In the Department of Dance, Drama, and Film we study plays, films, and dance, and how they are brought to life for an audience. Our liberal arts approach helps students develop their analytical, imaginative, and collaborative skills and encourages them to make connections to other fields of study. In this department, students learn to make informed aesthetic choices by doing the jobs of the artists who make these works. Some courses concentrate on the historical, theoretical, and cultural context of dances, plays, and films; others explore the craft of the artists: the playwright, screenwriter, choreographer, actor, dancer, director, designer, and filmmaker.
The curriculum for each discipline in the Department follows a similar structure. Students develop a shared vocabulary in a required Introductory class before taking a variety of studio and theory courses. Working closely with faculty advisors, majors complete a capstone senior thesis project. Many choose to engage in creative activity for this thesis project, but students also have the option of doing historical or critical research. All courses in the Department, outside of the senior thesis tutorial, are available to every student in the College; certain courses have prerequisites noted in the course descriptions. All students are invited to audition for the roles in our Mainstage season.
The Department emphasizes collaboration, process, and exploring a chosen art form from multiple perspectives. We nurture understanding of the self and the other, with the goal of creating “whole artists,” who are informed, productive, and compassionate citizens of the Kenyon community and the larger world.
Our learning goals for the Department are outlined here. Not every class will address every learning goal, but the curriculum as a whole supports achievement of the following outcomes:
The Senior Capstone is the primary measure of achievement for our majors. The Capstone
consists of three parts:
1. Senior thesis project: Seniors engage in a faculty-advised project to demonstrate their
proficiency in one specialized aspect of dance, drama, or film. This project is shared with others,
usually in the form of a public presentation or performance.
2. Thesis orals: After their senior project is completed, students meet with a faculty committee
to engage in an oral discussion of their project. We assess how well students are able to
discuss and support their choices and whether they have continued to contemplate challenges
and successes in their work and the collaborative process.
3. Senior comprehensive exams: The exams have a different format for each discipline in the
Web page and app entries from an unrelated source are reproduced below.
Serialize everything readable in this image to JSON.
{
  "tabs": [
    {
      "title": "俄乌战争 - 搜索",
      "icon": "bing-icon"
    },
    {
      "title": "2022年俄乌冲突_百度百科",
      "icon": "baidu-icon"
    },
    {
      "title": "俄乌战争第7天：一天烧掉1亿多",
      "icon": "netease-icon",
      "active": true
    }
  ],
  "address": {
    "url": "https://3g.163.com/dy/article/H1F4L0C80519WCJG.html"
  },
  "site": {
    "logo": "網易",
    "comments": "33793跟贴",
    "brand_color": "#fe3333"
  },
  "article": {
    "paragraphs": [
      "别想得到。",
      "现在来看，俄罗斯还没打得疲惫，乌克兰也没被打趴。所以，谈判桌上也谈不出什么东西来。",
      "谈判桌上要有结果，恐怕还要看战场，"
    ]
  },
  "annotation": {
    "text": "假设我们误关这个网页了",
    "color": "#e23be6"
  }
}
Department, but the focus is on assessing students’ ability to explain and apply theoretical and
historical knowledge in written format.
The senior thesis project assesses students’ ability to collaborate and to make or evaluate
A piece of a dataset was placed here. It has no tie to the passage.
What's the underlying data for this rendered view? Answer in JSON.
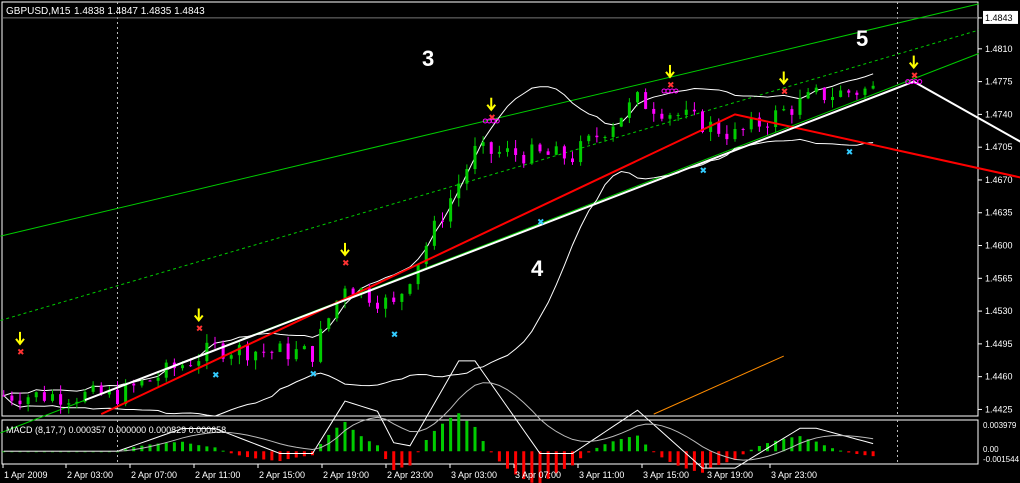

artistic statements through creative or theoretical projects. The oral defense assesses their
ability to communicate verbally and requires them to defend choices and engage in substantive
conversation about their thesis. The comprehensive exam assesses their ability to write
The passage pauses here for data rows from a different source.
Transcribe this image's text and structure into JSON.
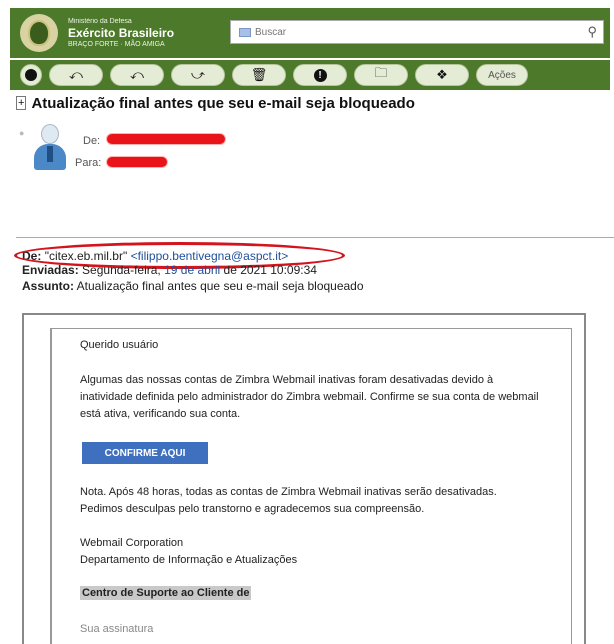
{
  "header": {
    "ministry": "Ministério da Defesa",
    "brand": "Exército Brasileiro",
    "motto": "BRAÇO FORTE · MÃO AMIGA",
    "search_placeholder": "Buscar"
  },
  "toolbar": {
    "buttons": [
      "close-icon",
      "reply-icon",
      "reply-all-icon",
      "forward-icon",
      "trash-icon",
      "alert-icon",
      "folder-icon",
      "tag-icon"
    ],
    "acoes_label": "Ações"
  },
  "message": {
    "subject": "Atualização final antes que seu e-mail seja bloqueado",
    "from_label": "De:",
    "to_label": "Para:",
    "redaction_color": "#e8141a"
  },
  "forwarded": {
    "from_label": "De:",
    "from_name": "\"citex.eb.mil.br\"",
    "from_email": "<filippo.bentivegna@aspct.it>",
    "sent_label": "Enviadas:",
    "sent_weekday": "Segunda-feira,",
    "sent_date": "19 de abril",
    "sent_rest": "de 2021 10:09:34",
    "subject_label": "Assunto:",
    "subject_value": "Atualização final antes que seu e-mail seja bloqueado"
  },
  "body": {
    "greeting": "Querido usuário",
    "paragraph1": "Algumas das nossas contas de Zimbra Webmail inativas foram desativadas devido à inatividade definida pelo administrador do Zimbra webmail. Confirme se sua conta de webmail está ativa, verificando sua conta.",
    "cta_label": "CONFIRME AQUI",
    "paragraph2": "Nota. Após 48 horas, todas as contas de Zimbra Webmail inativas serão desativadas. Pedimos desculpas pelo transtorno e agradecemos sua compreensão.",
    "sender_org": "Webmail Corporation",
    "sender_dept": "Departamento de Informação e Atualizações",
    "support_line": "Centro de Suporte ao Cliente de",
    "signature": "Sua assinatura"
  }
}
articulately and formulate arguments, measuring students’ knowledge of:
1. Fundamental elements of theory, structure, and aesthetics reinforced throughout our
2. Creative and historical motifs in dances, plays, or films and how these cultural
developments influence the arts that follow.
3. Important contributions by current and past artists in the world; the value of their work
and the specific artistic choices they have made.
Students receive a grade for the project, with emphasis being placed on the process and not the
product. The oral defense is pass/fail. At least two faculty grade each anonymously written
comprehensive exam. A student may earn Distinction with exceptional performance on all three
components of the Senior Capstone.
1. The Department meets annually to prepare the General Education Assessment Report and
the Departmental Outcomes Assessment Report. These reports require us to evaluate how well
specific courses, and our curricula as a whole, meet the College’s general education goals and
whether we need to make changes to our curricula, pedagogy, or evaluative methods. As part
of this process, the Department considers the results of the Senior Capstone.
2. The Department utilizes an annual Senior Survey to further assess our programs.
3. External review results and recommendations provide useful feedback that is revisited
Updated spring 2020